11/13/2008 05:12 am ET | Updated Nov 17, 2011

Music For Meditators

I have often been asked to comment on music as a tool to access the deeper realms of meditation. Each person who meditates has their own way of attuning themselves to their inner dialogue. What might be a very calming and reflective piece for one person may sound jarring or distracting for someone else. Perhaps using a small water fountain is pleasing. For other people total silence is key. For many people music can be a great way to help them focus or even to heal. The right music can relax us or actually evoke brain wave frequencies associated with meditative states.

Why would we use music for meditation? There are a couple reasons why I often use it in my classes:

One, it can help block ambient sound, so there's less distraction.

Secondly I believe that musical frequencies, some of which are actually designed to help induce a meditative state, help us to entrain our brains, and even our internal organs to certain levels of frequency that is meditative and opening. I like to sometimes meditate listening to music and I try to imagine that the sound is penetrating and filling the spaces between each cell in my body.

Thirdly, music that is repetitious helps create the one-pointed focus that is the very definition of meditation.

Finally, familiar music played during meditation can reinforce in a suggestive or Pavlovian way the act of sitting in meditation. If you are listening to some music and get fully relaxed while you meditate, then the next time you hear that music it will remind you of what it feels like to be in that state and make re-entry easier.

To find music that you might enjoy, you can look at my website for a partial list of music that I have used during my meditation classes. You can also explore by going to bookstores such as Barnes & Noble and listening to some of the New Age pieces that are available. There you can get a sense of what the music is going to sound like before you purchase. You can also do that on Amazon and sound healing websites such as and Another site is which offers a wide choice of music and especially the powerful works of sound healer Tom Kenyon.

And for many, traditional spiritual music such as hymns or classical instrumentals is another option. In 1994, the album, Chant, a recording of traditional Gregorian chants from the Catholic Mass, became a surprise world-wide best seller. Recently, I was given a CD entitled The Magic of Gayatri, a beautiful modern recording of an ancient prayer mantra that includes the story of how the Gayatri continues to inspire the composer. One third of proceeds from the sale of the CD goes to support an orphanage in India for blind children.

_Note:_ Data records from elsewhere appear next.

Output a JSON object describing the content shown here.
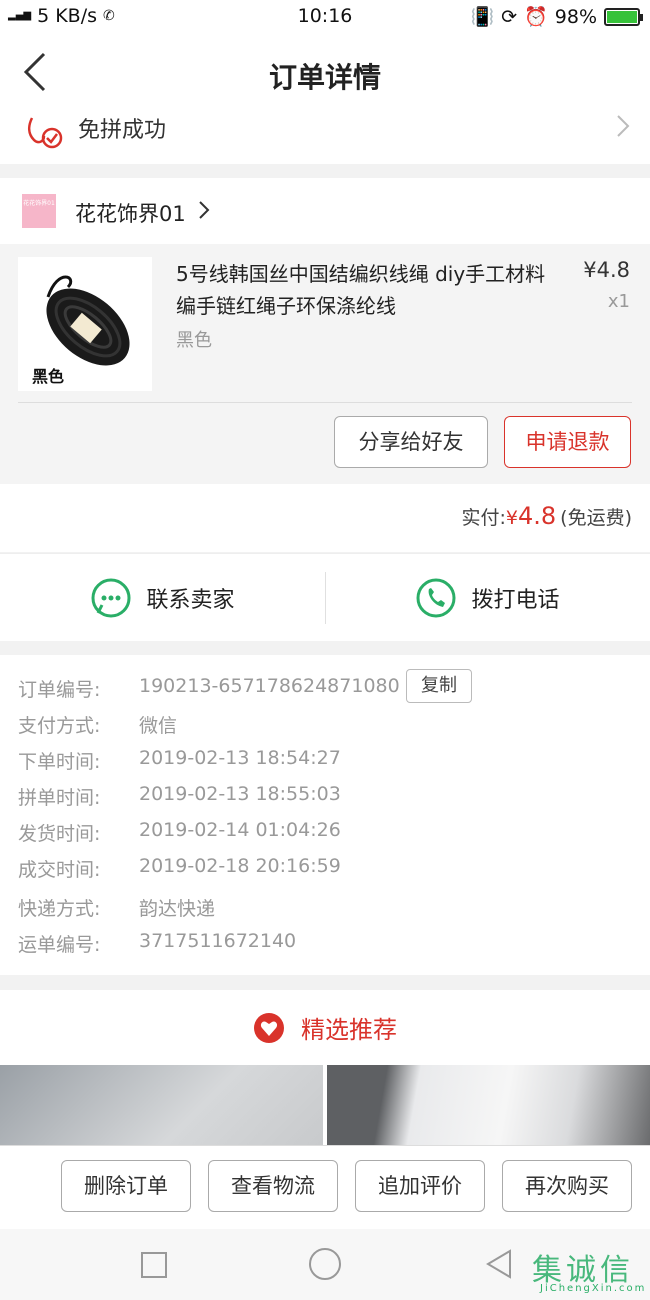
{
  "status_bar": {
    "signal_text": "3G 4G",
    "speed": "5 KB/s",
    "hd": "HD",
    "time": "10:16",
    "battery": "98%"
  },
  "header": {
    "title": "订单详情"
  },
  "group_status": {
    "label": "免拼成功"
  },
  "shop": {
    "logo_text": "花花饰界01",
    "name": "花花饰界01"
  },
  "product": {
    "title": "5号线韩国丝中国结编织线绳 diy手工材料编手链红绳子环保涤纶线",
    "price": "¥4.8",
    "qty": "x1",
    "variant": "黑色",
    "thumb_label": "黑色",
    "share_button": "分享给好友",
    "refund_button": "申请退款"
  },
  "payment": {
    "label": "实付:",
    "currency": "¥",
    "amount": "4.8",
    "note": "(免运费)"
  },
  "contact": {
    "seller": "联系卖家",
    "phone": "拨打电话"
  },
  "order_info": {
    "copy_button": "复制",
    "rows": [
      {
        "k": "订单编号:",
        "v": "190213-657178624871080"
      },
      {
        "k": "支付方式:",
        "v": "微信"
      },
      {
        "k": "下单时间:",
        "v": "2019-02-13 18:54:27"
      },
      {
        "k": "拼单时间:",
        "v": "2019-02-13 18:55:03"
      },
      {
        "k": "发货时间:",
        "v": "2019-02-14 01:04:26"
      },
      {
        "k": "成交时间:",
        "v": "2019-02-18 20:16:59"
      },
      {
        "k": "快递方式:",
        "v": "韵达快递"
      },
      {
        "k": "运单编号:",
        "v": "3717511672140"
      }
    ]
  },
  "recommend": {
    "title": "精选推荐"
  },
  "actions": {
    "delete": "删除订单",
    "logistics": "查看物流",
    "review": "追加评价",
    "rebuy": "再次购买"
  },
  "watermark": {
    "cn": "集诚信",
    "en": "JiChengXin.com"
  },
  "colors": {
    "accent": "#d9332b",
    "wechat_green": "#2aae67"
  }
}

Also on my website list is some music to assist with certain kinds of healing. For instance, there is a crystal bowl healing album that is used by an oncologist in his practice that he thinks it is helpful to the healing process. There are some others engineered to entrain our brains to specific frequencies for meditation or even the delta sleep frequency. These can be particularly helpful when you're traveling.

Last spring I had the pleasure of attending a short afternoon workshop conducted by Lenore L. Wiand, PhD. Her CD, called Ancient Spirits was used in a study (see Subtle Energies & Energy Medicine, Volume 17, Number 3, Page 249) to assess the effects of Native American flute music on people who had experienced trauma. Its formless melody seems to lead the mind and body towards deep relaxation, expanded awareness and a sense of interconnectedness. For some it is transformative. Dr.Wiand recommends, when listening to the CD for the first time, to just listen to the first track and to wait up to a week before listening again. It certainly seems to stay with the listener.

In conclusion, use music you are drawn to. Do a little research and a little experimenting. When you find something, use it as much as you like, but remember, as with all meditation, don't get too attached to it. We all need to learn how to be connected to our most peaceful self no matter where we are or what we might be hearing. The real learning comes from the voice that bubbles up from the deeper silence of the inner self.